To do:
Find every line below that contains the word "this" and copy it out.

------ Data ------

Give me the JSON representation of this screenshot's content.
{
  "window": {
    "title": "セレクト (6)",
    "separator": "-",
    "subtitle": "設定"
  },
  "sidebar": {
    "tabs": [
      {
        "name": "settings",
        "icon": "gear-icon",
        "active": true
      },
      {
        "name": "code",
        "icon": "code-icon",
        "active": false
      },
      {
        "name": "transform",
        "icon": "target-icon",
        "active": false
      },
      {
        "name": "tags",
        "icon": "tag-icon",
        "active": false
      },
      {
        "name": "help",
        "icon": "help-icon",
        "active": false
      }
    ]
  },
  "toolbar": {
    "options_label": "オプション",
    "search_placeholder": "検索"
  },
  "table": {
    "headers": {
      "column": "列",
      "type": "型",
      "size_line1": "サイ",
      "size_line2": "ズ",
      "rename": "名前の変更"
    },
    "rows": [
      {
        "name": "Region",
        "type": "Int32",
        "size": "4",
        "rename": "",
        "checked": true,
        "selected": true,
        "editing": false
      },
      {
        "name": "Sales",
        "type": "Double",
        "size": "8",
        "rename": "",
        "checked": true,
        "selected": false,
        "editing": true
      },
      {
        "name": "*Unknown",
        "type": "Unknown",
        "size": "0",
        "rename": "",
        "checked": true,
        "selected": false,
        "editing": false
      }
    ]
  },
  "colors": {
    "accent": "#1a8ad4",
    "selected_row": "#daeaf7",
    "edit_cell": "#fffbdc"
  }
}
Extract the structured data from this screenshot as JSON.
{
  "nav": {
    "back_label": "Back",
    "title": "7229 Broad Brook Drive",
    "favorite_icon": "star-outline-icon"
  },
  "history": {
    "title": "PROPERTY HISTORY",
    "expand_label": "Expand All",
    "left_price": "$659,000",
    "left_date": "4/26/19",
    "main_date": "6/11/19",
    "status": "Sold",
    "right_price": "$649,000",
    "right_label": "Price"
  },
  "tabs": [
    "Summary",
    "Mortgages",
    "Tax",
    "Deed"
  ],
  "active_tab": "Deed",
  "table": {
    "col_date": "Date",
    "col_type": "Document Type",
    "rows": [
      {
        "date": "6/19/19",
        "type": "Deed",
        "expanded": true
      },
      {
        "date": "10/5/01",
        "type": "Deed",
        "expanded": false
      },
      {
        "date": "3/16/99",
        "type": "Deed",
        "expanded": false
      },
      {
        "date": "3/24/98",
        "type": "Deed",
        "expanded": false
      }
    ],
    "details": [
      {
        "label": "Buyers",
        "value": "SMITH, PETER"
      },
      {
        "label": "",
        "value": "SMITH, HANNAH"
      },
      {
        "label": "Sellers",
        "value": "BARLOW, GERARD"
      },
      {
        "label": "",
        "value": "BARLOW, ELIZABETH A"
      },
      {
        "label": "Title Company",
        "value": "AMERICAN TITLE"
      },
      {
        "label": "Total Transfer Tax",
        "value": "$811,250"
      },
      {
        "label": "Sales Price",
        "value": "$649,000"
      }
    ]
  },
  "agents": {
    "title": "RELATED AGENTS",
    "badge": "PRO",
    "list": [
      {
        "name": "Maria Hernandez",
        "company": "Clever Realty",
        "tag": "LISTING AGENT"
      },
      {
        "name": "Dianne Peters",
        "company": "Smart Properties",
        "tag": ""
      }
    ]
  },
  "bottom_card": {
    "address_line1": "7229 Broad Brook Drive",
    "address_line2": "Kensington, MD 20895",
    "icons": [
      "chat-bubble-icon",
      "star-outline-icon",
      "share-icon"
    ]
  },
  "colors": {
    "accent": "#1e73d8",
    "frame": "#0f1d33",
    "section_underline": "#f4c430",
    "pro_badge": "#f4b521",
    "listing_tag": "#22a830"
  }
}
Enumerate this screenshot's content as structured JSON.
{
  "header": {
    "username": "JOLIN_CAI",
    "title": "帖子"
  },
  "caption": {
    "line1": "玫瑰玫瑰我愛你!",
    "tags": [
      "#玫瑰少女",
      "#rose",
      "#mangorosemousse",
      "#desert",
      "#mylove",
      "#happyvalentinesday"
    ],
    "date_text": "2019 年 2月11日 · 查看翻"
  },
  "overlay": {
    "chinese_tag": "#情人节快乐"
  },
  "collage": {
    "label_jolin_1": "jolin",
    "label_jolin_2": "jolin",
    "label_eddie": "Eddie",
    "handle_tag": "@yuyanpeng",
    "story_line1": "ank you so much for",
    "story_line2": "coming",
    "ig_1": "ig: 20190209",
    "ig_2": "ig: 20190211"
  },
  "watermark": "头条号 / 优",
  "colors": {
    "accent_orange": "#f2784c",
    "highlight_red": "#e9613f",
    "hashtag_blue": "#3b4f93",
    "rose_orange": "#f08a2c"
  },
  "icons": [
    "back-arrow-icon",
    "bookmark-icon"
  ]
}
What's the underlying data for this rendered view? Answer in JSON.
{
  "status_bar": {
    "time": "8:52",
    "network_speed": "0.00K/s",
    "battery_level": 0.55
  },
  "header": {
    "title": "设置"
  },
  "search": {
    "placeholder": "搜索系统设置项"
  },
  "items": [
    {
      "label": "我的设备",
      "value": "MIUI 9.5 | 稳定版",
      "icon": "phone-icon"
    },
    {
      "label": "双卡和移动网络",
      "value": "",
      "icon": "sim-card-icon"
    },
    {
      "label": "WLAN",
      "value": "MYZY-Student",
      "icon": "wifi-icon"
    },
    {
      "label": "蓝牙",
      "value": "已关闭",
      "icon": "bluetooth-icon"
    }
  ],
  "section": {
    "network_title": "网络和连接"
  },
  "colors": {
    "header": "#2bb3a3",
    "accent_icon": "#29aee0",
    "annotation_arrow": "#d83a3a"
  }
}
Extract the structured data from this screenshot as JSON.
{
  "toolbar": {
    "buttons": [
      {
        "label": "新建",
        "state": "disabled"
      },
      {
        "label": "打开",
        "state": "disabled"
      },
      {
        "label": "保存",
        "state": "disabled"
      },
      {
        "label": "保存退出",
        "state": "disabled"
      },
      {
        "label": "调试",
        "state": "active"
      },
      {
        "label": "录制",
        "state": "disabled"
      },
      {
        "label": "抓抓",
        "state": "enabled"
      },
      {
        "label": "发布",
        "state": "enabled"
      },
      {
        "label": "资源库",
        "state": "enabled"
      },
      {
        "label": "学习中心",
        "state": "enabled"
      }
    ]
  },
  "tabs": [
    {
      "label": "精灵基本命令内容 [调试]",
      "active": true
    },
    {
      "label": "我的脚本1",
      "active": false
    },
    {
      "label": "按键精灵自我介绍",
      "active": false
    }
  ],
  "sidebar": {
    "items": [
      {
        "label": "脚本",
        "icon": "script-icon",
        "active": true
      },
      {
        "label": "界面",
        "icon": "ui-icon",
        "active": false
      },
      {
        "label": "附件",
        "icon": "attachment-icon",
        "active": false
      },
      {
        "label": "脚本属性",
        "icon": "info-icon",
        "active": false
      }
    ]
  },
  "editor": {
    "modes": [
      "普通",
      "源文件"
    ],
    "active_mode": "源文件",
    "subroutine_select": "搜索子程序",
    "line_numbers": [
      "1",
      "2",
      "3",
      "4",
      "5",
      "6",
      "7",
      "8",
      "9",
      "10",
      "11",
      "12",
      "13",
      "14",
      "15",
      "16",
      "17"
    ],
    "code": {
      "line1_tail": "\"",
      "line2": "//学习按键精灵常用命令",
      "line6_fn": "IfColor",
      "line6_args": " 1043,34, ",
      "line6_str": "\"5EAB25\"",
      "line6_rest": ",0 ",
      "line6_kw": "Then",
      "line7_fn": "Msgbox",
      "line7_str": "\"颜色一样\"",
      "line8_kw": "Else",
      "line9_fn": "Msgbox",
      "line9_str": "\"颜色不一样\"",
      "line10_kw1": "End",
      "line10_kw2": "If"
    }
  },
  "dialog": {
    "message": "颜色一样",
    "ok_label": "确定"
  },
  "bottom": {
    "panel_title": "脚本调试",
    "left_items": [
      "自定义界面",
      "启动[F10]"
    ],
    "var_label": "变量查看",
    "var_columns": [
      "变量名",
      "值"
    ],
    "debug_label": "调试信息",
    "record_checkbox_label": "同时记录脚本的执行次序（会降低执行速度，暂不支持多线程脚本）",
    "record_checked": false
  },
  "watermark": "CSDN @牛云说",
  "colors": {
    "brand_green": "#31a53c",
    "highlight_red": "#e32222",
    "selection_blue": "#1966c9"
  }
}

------

Written response:
Give me the JSON representation of this screenshot's content.
Extract the structured data from this screenshot as JSON.
Enumerate this screenshot's content as structured JSON.
What's the underlying data for this rendered view? Answer in JSON.
Extract the structured data from this screenshot as JSON.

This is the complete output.